● **Data about app and page elements**:

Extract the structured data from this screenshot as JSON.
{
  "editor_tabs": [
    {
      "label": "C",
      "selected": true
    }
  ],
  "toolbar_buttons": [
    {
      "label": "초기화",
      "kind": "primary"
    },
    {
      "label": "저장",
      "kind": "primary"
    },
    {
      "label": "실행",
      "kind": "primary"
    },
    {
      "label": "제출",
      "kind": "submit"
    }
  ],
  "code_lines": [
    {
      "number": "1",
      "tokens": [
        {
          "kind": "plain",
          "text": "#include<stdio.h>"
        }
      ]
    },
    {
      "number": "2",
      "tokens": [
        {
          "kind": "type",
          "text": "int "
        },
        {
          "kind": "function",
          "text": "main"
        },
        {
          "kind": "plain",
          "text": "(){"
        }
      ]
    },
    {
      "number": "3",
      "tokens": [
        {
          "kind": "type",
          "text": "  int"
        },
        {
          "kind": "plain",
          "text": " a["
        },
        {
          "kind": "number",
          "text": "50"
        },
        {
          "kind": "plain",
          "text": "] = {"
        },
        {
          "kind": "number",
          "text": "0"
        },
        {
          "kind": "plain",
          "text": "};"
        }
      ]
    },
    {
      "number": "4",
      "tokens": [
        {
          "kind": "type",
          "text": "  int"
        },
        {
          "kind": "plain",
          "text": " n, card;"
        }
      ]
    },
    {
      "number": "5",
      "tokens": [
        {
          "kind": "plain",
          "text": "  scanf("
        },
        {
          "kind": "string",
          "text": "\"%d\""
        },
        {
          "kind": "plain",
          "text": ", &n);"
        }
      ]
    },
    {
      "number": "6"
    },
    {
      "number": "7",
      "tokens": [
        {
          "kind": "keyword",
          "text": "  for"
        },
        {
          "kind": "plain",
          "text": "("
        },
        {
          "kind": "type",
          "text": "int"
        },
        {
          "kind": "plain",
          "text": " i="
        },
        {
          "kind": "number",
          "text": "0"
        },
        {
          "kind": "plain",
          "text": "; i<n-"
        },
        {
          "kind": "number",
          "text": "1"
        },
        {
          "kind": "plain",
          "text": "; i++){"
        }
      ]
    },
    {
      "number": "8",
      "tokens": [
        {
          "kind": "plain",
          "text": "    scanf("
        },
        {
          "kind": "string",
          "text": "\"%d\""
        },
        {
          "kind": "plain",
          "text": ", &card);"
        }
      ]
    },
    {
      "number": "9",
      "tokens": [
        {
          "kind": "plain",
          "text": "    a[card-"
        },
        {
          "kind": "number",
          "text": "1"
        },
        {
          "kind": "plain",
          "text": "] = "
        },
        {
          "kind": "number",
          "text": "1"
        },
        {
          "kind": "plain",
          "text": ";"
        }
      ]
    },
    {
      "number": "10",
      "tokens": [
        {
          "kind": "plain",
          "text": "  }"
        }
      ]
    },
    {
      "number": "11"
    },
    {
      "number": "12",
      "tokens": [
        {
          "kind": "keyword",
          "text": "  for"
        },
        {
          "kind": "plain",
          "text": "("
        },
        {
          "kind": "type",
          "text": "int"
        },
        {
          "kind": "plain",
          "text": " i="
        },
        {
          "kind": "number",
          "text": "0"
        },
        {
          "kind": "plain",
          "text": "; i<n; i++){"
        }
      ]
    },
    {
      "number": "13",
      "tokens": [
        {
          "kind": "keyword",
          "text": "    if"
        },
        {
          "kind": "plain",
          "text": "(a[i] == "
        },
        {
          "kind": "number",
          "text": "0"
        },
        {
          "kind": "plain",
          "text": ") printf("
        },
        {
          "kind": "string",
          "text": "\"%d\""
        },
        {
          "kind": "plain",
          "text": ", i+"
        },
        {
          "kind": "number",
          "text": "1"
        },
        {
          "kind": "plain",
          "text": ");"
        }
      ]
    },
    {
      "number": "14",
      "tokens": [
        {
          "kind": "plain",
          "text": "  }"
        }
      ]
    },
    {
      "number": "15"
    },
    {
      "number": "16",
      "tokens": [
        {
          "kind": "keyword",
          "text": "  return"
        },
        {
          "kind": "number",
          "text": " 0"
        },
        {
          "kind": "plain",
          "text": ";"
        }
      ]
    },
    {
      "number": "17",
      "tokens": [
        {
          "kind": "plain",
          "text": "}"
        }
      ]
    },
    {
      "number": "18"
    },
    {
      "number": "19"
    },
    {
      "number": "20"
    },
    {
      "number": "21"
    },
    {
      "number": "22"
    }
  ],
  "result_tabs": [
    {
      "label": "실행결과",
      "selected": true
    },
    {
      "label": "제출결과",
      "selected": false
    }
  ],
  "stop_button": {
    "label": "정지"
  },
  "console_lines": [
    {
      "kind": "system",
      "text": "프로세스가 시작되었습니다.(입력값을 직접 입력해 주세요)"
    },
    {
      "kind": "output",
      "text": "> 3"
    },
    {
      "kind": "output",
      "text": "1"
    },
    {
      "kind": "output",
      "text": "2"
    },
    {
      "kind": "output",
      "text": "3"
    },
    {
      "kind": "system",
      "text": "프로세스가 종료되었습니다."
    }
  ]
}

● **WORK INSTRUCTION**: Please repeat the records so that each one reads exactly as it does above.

● **TASK RESULT**:
Extract the structured data from this screenshot as JSON.
{
  "editor_tabs": [
    {
      "label": "C",
      "selected": true
    }
  ],
  "toolbar_buttons": [
    {
      "label": "초기화",
      "kind": "primary"
    },
    {
      "label": "저장",
      "kind": "primary"
    },
    {
      "label": "실행",
      "kind": "primary"
    },
    {
      "label": "제출",
      "kind": "submit"
    }
  ],
  "code_lines": [
    {
      "number": "1",
      "tokens": [
        {
          "kind": "plain",
          "text": "#include<stdio.h>"
        }
      ]
    },
    {
      "number": "2",
      "tokens": [
        {
          "kind": "type",
          "text": "int "
        },
        {
          "kind": "function",
          "text": "main"
        },
        {
          "kind": "plain",
          "text": "(){"
        }
      ]
    },
    {
      "number": "3",
      "tokens": [
        {
          "kind": "type",
          "text": "  int"
        },
        {
          "kind": "plain",
          "text": " a["
        },
        {
          "kind": "number",
          "text": "50"
        },
        {
          "kind": "plain",
          "text": "] = {"
        },
        {
          "kind": "number",
          "text": "0"
        },
        {
          "kind": "plain",
          "text": "};"
        }
      ]
    },
    {
      "number": "4",
      "tokens": [
        {
          "kind": "type",
          "text": "  int"
        },
        {
          "kind": "plain",
          "text": " n, card;"
        }
      ]
    },
    {
      "number": "5",
      "tokens": [
        {
          "kind": "plain",
          "text": "  scanf("
        },
        {
          "kind": "string",
          "text": "\"%d\""
        },
        {
          "kind": "plain",
          "text": ", &n);"
        }
      ]
    },
    {
      "number": "6"
    },
    {
      "number": "7",
      "tokens": [
        {
          "kind": "keyword",
          "text": "  for"
        },
        {
          "kind": "plain",
          "text": "("
        },
        {
          "kind": "type",
          "text": "int"
        },
        {
          "kind": "plain",
          "text": " i="
        },
        {
          "kind": "number",
          "text": "0"
        },
        {
          "kind": "plain",
          "text": "; i<n-"
        },
        {
          "kind": "number",
          "text": "1"
        },
        {
          "kind": "plain",
          "text": "; i++){"
        }
      ]
    },
    {
      "number": "8",
      "tokens": [
        {
          "kind": "plain",
          "text": "    scanf("
        },
        {
          "kind": "string",
          "text": "\"%d\""
        },
        {
          "kind": "plain",
          "text": ", &card);"
        }
      ]
    },
    {
      "number": "9",
      "tokens": [
        {
          "kind": "plain",
          "text": "    a[card-"
        },
        {
          "kind": "number",
          "text": "1"
        },
        {
          "kind": "plain",
          "text": "] = "
        },
        {
          "kind": "number",
          "text": "1"
        },
        {
          "kind": "plain",
          "text": ";"
        }
      ]
    },
    {
      "number": "10",
      "tokens": [
        {
          "kind": "plain",
          "text": "  }"
        }
      ]
    },
    {
      "number": "11"
    },
    {
      "number": "12",
      "tokens": [
        {
          "kind": "keyword",
          "text": "  for"
        },
        {
          "kind": "plain",
          "text": "("
        },
        {
          "kind": "type",
          "text": "int"
        },
        {
          "kind": "plain",
          "text": " i="
        },
        {
          "kind": "number",
          "text": "0"
        },
        {
          "kind": "plain",
          "text": "; i<n; i++){"
        }
      ]
    },
    {
      "number": "13",
      "tokens": [
        {
          "kind": "keyword",
          "text": "    if"
        },
        {
          "kind": "plain",
          "text": "(a[i] == "
        },
        {
          "kind": "number",
          "text": "0"
        },
        {
          "kind": "plain",
          "text": ") printf("
        },
        {
          "kind": "string",
          "text": "\"%d\""
        },
        {
          "kind": "plain",
          "text": ", i+"
        },
        {
          "kind": "number",
          "text": "1"
        },
        {
          "kind": "plain",
          "text": ");"
        }
      ]
    },
    {
      "number": "14",
      "tokens": [
        {
          "kind": "plain",
          "text": "  }"
        }
      ]
    },
    {
      "number": "15"
    },
    {
      "number": "16",
      "tokens": [
        {
          "kind": "keyword",
          "text": "  return"
        },
        {
          "kind": "number",
          "text": " 0"
        },
        {
          "kind": "plain",
          "text": ";"
        }
      ]
    },
    {
      "number": "17",
      "tokens": [
        {
          "kind": "plain",
          "text": "}"
        }
      ]
    },
    {
      "number": "18"
    },
    {
      "number": "19"
    },
    {
      "number": "20"
    },
    {
      "number": "21"
    },
    {
      "number": "22"
    }
  ],
  "result_tabs": [
    {
      "label": "실행결과",
      "selected": true
    },
    {
      "label": "제출결과",
      "selected": false
    }
  ],
  "stop_button": {
    "label": "정지"
  },
  "console_lines": [
    {
      "kind": "system",
      "text": "프로세스가 시작되었습니다.(입력값을 직접 입력해 주세요)"
    },
    {
      "kind": "output",
      "text": "> 3"
    },
    {
      "kind": "output",
      "text": "1"
    },
    {
      "kind": "output",
      "text": "2"
    },
    {
      "kind": "output",
      "text": "3"
    },
    {
      "kind": "system",
      "text": "프로세스가 종료되었습니다."
    }
  ]
}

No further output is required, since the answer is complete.